### Dataset content

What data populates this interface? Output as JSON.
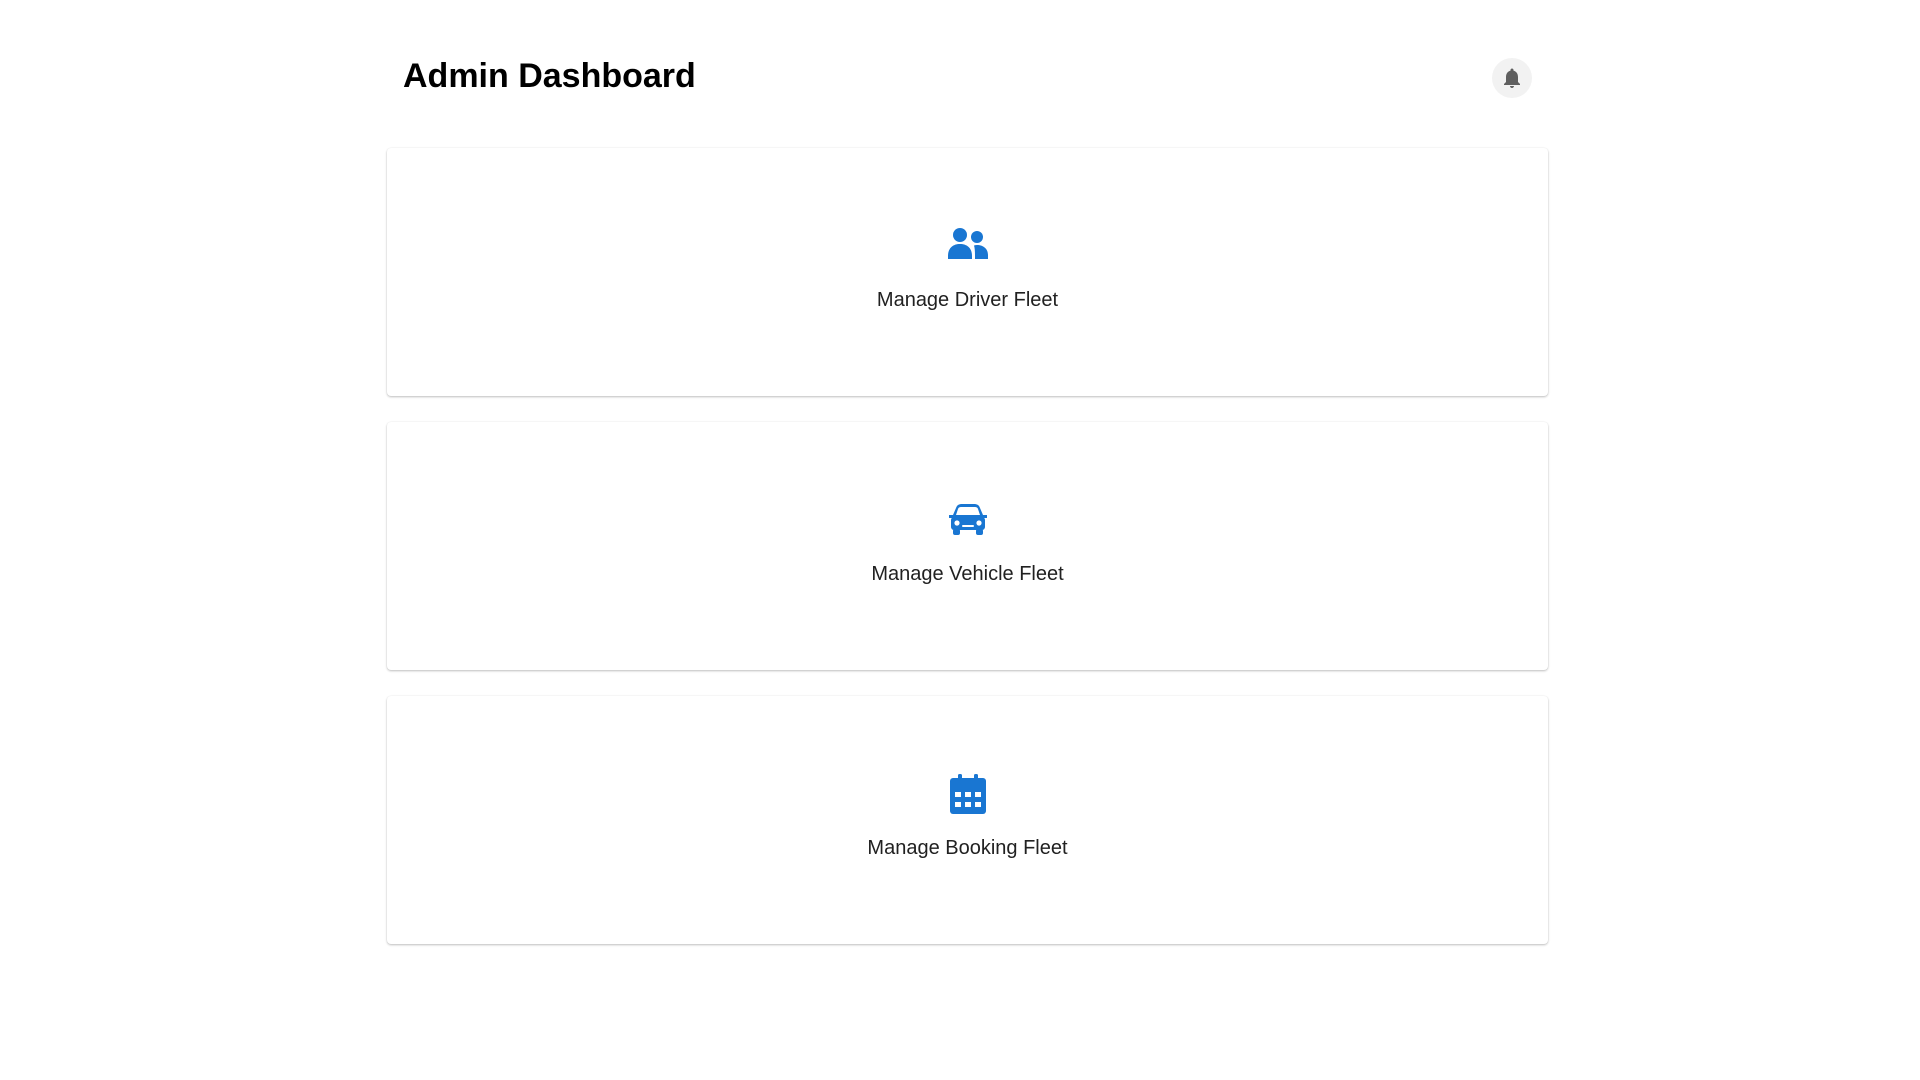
{
  "header": {
    "title": "Admin Dashboard",
    "notification_icon": "bell-icon"
  },
  "colors": {
    "accent": "#1976d2",
    "bell": "#5f5f5f",
    "bell_bg": "#f2f2f2"
  },
  "cards": [
    {
      "label": "Manage Driver Fleet",
      "icon": "people-icon"
    },
    {
      "label": "Manage Vehicle Fleet",
      "icon": "car-icon"
    },
    {
      "label": "Manage Booking Fleet",
      "icon": "calendar-icon"
    }
  ]
}
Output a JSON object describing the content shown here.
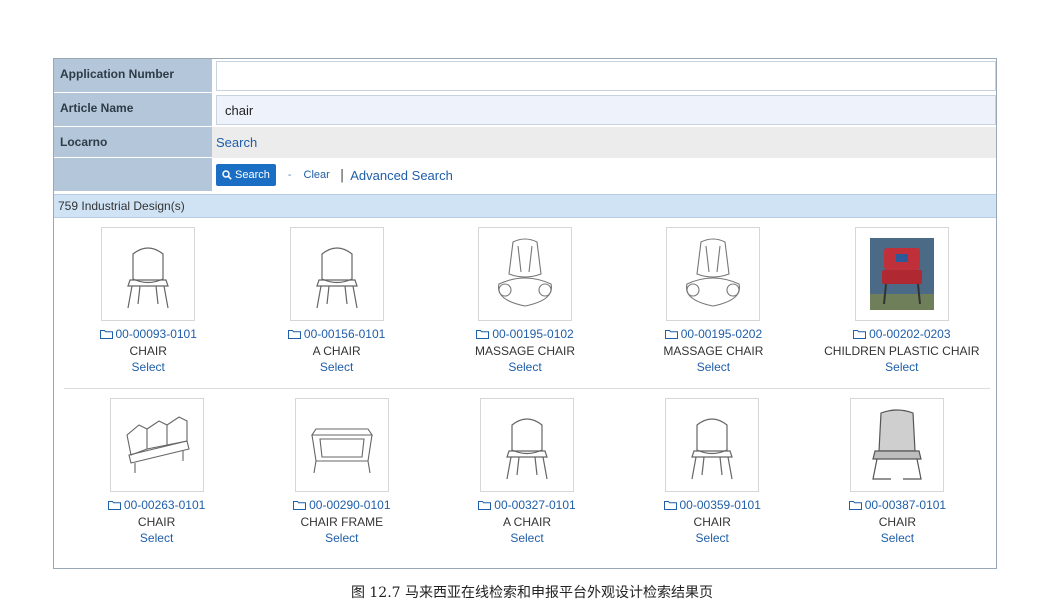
{
  "form": {
    "application_number": {
      "label": "Application Number",
      "value": ""
    },
    "article_name": {
      "label": "Article Name",
      "value": "chair"
    },
    "locarno": {
      "label": "Locarno",
      "link": "Search"
    },
    "actions": {
      "search": "Search",
      "separator": "-",
      "clear": "Clear",
      "pipe": "|",
      "advanced": "Advanced Search"
    }
  },
  "results": {
    "count_text": "759 Industrial Design(s)",
    "items": [
      {
        "number": "00-00093-0101",
        "name": "CHAIR",
        "select": "Select",
        "image": "chair-sketch"
      },
      {
        "number": "00-00156-0101",
        "name": "A CHAIR",
        "select": "Select",
        "image": "chair-sketch"
      },
      {
        "number": "00-00195-0102",
        "name": "MASSAGE CHAIR",
        "select": "Select",
        "image": "massage-chair-sketch"
      },
      {
        "number": "00-00195-0202",
        "name": "MASSAGE CHAIR",
        "select": "Select",
        "image": "massage-chair-sketch"
      },
      {
        "number": "00-00202-0203",
        "name": "CHILDREN PLASTIC CHAIR",
        "select": "Select",
        "image": "red-chair-photo"
      },
      {
        "number": "00-00263-0101",
        "name": "CHAIR",
        "select": "Select",
        "image": "bench-chair-sketch"
      },
      {
        "number": "00-00290-0101",
        "name": "CHAIR FRAME",
        "select": "Select",
        "image": "chair-frame-sketch"
      },
      {
        "number": "00-00327-0101",
        "name": "A CHAIR",
        "select": "Select",
        "image": "chair-sketch"
      },
      {
        "number": "00-00359-0101",
        "name": "CHAIR",
        "select": "Select",
        "image": "chair-sketch"
      },
      {
        "number": "00-00387-0101",
        "name": "CHAIR",
        "select": "Select",
        "image": "mesh-chair-sketch"
      }
    ]
  },
  "caption": "图 12.7  马来西亚在线检索和申报平台外观设计检索结果页",
  "colors": {
    "label_bg": "#b3c6da",
    "link": "#1f5ea8",
    "button": "#1a6fc4",
    "result_bar": "#cfe3f5"
  }
}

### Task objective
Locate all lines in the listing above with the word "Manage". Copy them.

### Answer space
      "label": "Manage Driver Fleet",
      "label": "Manage Vehicle Fleet",
      "label": "Manage Booking Fleet",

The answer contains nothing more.